While Agamemnon was away, Clytemnestra weakened her resolve and began a torrid love affair with Aegisthus, her husband's kinsman (daughter with Aegisthus: Erigone). She was bitter towards her absent husband for having sacrificed their daughter, Iphigeneia, to Artemis.

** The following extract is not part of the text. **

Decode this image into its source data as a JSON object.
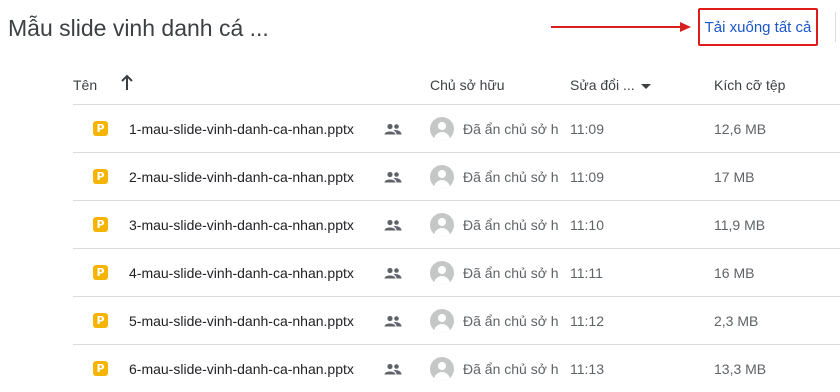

At the end of the war, Agamemnon returned to Mycenae where his kinsman, Aegisthus, who in the interval had seduced his wife Clytemnestra, invited him to a banquet at which he was treacherously slain. Princess Cassandra of Troy, who had been taken by Agamemnon as a war trophy, was also put to death by Clytemnestra. According to the account given by Pindar and the tragedians, Agamemnon was slain by his wife alone in a bath, a piece of cloth or a net having first been thrown over him to prevent resistance. According to Aeschylus, Clytemnestra placed a piece of purple cloth and asked the returning Agamemnon to step over it. He refused at first but then gave in, while Cassandra, who had been endowed with the gift of prophecy but with the curse of no one believing her, waited outside, knowing doom awaited. She stayed outside until she heard Agamemnon scream as he died, then ran inside and was killed by Clytemnestra. Clytemnestra's wrath at the sacrifice of their daughter Iphigeneia, and her jealousy of Cassandra, are said to have been the motives of her crime. The murder of Agamemnon was avenged by his son Orestes.

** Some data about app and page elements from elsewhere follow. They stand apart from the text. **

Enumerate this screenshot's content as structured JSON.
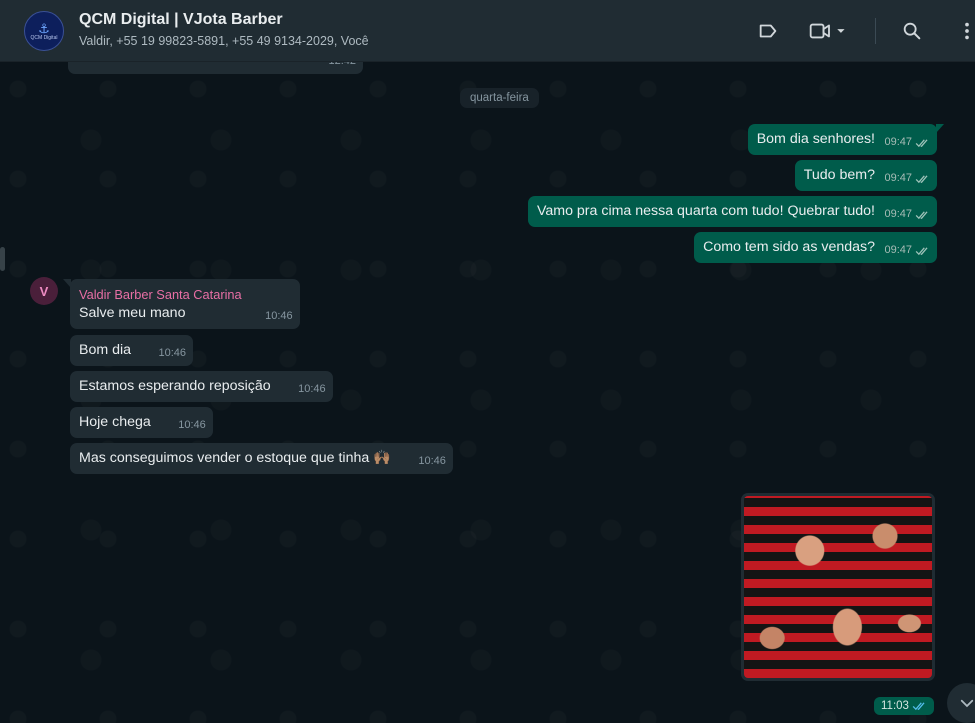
{
  "header": {
    "avatar_text": "QCM Digital",
    "title": "QCM Digital | VJota Barber",
    "subtitle": "Valdir, +55 19 99823-5891, +55 49 9134-2029, Você"
  },
  "chat": {
    "previous_time": "12:42",
    "date_label": "quarta-feira",
    "outgoing": [
      {
        "text": "Bom dia senhores!",
        "time": "09:47"
      },
      {
        "text": "Tudo bem?",
        "time": "09:47"
      },
      {
        "text": "Vamo pra cima nessa quarta com tudo! Quebrar tudo!",
        "time": "09:47"
      },
      {
        "text": "Como tem sido as vendas?",
        "time": "09:47"
      }
    ],
    "sender": {
      "initial": "V",
      "name": "Valdir Barber Santa Catarina"
    },
    "incoming": [
      {
        "text": "Salve meu mano",
        "time": "10:46"
      },
      {
        "text": "Bom dia",
        "time": "10:46"
      },
      {
        "text": "Estamos esperando reposição",
        "time": "10:46"
      },
      {
        "text": "Hoje chega",
        "time": "10:46"
      },
      {
        "text": "Mas conseguimos vender o estoque que tinha 🙌🏽",
        "time": "10:46"
      }
    ],
    "image_time": "11:03"
  },
  "colors": {
    "outgoing_bubble": "#005c4b",
    "incoming_bubble": "#202c33",
    "sender_name": "#e86fa5",
    "read_check": "#53bdeb"
  }
}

According to some sources, Cassandra was not murdered along with Agamemnon. Some sources see her leaving Mycenae unharmed. We even have historical reason to believe that she survived: in an Athenian museum, we have a plate with an inscripted text, which speaks of the Zakynthian family, descendants since 30 generations of Cassandra of Troy.